## AIM OF THE TASK
Each of the entries should be output exactly, with nothing left out.

## PROVIDED ENTRIES
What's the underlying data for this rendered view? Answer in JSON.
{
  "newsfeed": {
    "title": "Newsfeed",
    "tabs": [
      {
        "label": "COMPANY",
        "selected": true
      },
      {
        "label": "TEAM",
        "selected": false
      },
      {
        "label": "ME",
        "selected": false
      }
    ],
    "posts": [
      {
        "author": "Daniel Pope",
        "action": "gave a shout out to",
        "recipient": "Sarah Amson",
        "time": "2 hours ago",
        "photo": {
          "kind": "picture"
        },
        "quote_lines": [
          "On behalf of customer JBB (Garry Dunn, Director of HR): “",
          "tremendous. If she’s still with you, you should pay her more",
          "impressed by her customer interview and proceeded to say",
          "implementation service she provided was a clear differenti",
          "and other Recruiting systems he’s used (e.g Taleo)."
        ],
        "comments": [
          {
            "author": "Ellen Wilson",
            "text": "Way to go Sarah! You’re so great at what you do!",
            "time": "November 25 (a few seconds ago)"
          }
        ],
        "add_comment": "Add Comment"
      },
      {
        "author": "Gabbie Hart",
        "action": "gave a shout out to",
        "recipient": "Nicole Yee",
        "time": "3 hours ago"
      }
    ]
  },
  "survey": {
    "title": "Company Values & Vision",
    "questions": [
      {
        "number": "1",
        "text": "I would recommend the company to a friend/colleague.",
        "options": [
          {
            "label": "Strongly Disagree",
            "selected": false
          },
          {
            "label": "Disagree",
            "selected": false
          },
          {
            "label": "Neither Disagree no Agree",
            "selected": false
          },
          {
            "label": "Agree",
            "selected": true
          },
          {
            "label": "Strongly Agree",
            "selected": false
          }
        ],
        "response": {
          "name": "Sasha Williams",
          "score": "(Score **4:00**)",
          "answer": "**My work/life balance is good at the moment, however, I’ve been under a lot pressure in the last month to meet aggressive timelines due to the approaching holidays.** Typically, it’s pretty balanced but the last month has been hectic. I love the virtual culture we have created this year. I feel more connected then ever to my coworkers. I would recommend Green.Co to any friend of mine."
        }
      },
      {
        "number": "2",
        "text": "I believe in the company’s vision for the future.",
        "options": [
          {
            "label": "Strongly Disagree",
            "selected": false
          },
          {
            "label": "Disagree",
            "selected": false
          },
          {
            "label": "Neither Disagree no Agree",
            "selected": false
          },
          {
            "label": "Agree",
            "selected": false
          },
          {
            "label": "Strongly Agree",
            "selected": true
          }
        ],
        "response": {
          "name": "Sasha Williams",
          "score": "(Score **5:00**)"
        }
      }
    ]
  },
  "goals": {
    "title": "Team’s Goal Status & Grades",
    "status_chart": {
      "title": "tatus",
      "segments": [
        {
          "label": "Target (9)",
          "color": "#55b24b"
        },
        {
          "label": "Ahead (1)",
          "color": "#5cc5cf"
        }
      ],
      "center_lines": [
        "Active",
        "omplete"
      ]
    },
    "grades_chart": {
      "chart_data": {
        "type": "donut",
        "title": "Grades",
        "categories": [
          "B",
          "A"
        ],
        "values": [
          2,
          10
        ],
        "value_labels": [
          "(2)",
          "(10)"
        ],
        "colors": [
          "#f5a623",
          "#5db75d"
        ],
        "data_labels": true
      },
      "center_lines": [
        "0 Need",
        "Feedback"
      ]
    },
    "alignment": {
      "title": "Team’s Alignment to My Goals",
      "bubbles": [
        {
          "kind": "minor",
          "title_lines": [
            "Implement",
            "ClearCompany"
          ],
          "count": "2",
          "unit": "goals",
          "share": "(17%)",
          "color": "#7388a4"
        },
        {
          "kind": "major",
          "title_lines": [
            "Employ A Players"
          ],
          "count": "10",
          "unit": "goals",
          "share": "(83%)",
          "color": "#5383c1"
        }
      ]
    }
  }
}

## RESPONSE TO THIS EXERCISE
What's the underlying data for this rendered view? Answer in JSON.
{
  "newsfeed": {
    "title": "Newsfeed",
    "tabs": [
      {
        "label": "COMPANY",
        "selected": true
      },
      {
        "label": "TEAM",
        "selected": false
      },
      {
        "label": "ME",
        "selected": false
      }
    ],
    "posts": [
      {
        "author": "Daniel Pope",
        "action": "gave a shout out to",
        "recipient": "Sarah Amson",
        "time": "2 hours ago",
        "photo": {
          "kind": "picture"
        },
        "quote_lines": [
          "On behalf of customer JBB (Garry Dunn, Director of HR): “",
          "tremendous. If she’s still with you, you should pay her more",
          "impressed by her customer interview and proceeded to say",
          "implementation service she provided was a clear differenti",
          "and other Recruiting systems he’s used (e.g Taleo)."
        ],
        "comments": [
          {
            "author": "Ellen Wilson",
            "text": "Way to go Sarah! You’re so great at what you do!",
            "time": "November 25 (a few seconds ago)"
          }
        ],
        "add_comment": "Add Comment"
      },
      {
        "author": "Gabbie Hart",
        "action": "gave a shout out to",
        "recipient": "Nicole Yee",
        "time": "3 hours ago"
      }
    ]
  },
  "survey": {
    "title": "Company Values & Vision",
    "questions": [
      {
        "number": "1",
        "text": "I would recommend the company to a friend/colleague.",
        "options": [
          {
            "label": "Strongly Disagree",
            "selected": false
          },
          {
            "label": "Disagree",
            "selected": false
          },
          {
            "label": "Neither Disagree no Agree",
            "selected": false
          },
          {
            "label": "Agree",
            "selected": true
          },
          {
            "label": "Strongly Agree",
            "selected": false
          }
        ],
        "response": {
          "name": "Sasha Williams",
          "score": "(Score **4:00**)",
          "answer": "**My work/life balance is good at the moment, however, I’ve been under a lot pressure in the last month to meet aggressive timelines due to the approaching holidays.** Typically, it’s pretty balanced but the last month has been hectic. I love the virtual culture we have created this year. I feel more connected then ever to my coworkers. I would recommend Green.Co to any friend of mine."
        }
      },
      {
        "number": "2",
        "text": "I believe in the company’s vision for the future.",
        "options": [
          {
            "label": "Strongly Disagree",
            "selected": false
          },
          {
            "label": "Disagree",
            "selected": false
          },
          {
            "label": "Neither Disagree no Agree",
            "selected": false
          },
          {
            "label": "Agree",
            "selected": false
          },
          {
            "label": "Strongly Agree",
            "selected": true
          }
        ],
        "response": {
          "name": "Sasha Williams",
          "score": "(Score **5:00**)"
        }
      }
    ]
  },
  "goals": {
    "title": "Team’s Goal Status & Grades",
    "status_chart": {
      "title": "tatus",
      "segments": [
        {
          "label": "Target (9)",
          "color": "#55b24b"
        },
        {
          "label": "Ahead (1)",
          "color": "#5cc5cf"
        }
      ],
      "center_lines": [
        "Active",
        "omplete"
      ]
    },
    "grades_chart": {
      "chart_data": {
        "type": "donut",
        "title": "Grades",
        "categories": [
          "B",
          "A"
        ],
        "values": [
          2,
          10
        ],
        "value_labels": [
          "(2)",
          "(10)"
        ],
        "colors": [
          "#f5a623",
          "#5db75d"
        ],
        "data_labels": true
      },
      "center_lines": [
        "0 Need",
        "Feedback"
      ]
    },
    "alignment": {
      "title": "Team’s Alignment to My Goals",
      "bubbles": [
        {
          "kind": "minor",
          "title_lines": [
            "Implement",
            "ClearCompany"
          ],
          "count": "2",
          "unit": "goals",
          "share": "(17%)",
          "color": "#7388a4"
        },
        {
          "kind": "major",
          "title_lines": [
            "Employ A Players"
          ],
          "count": "10",
          "unit": "goals",
          "share": "(83%)",
          "color": "#5383c1"
        }
      ]
    }
  }
}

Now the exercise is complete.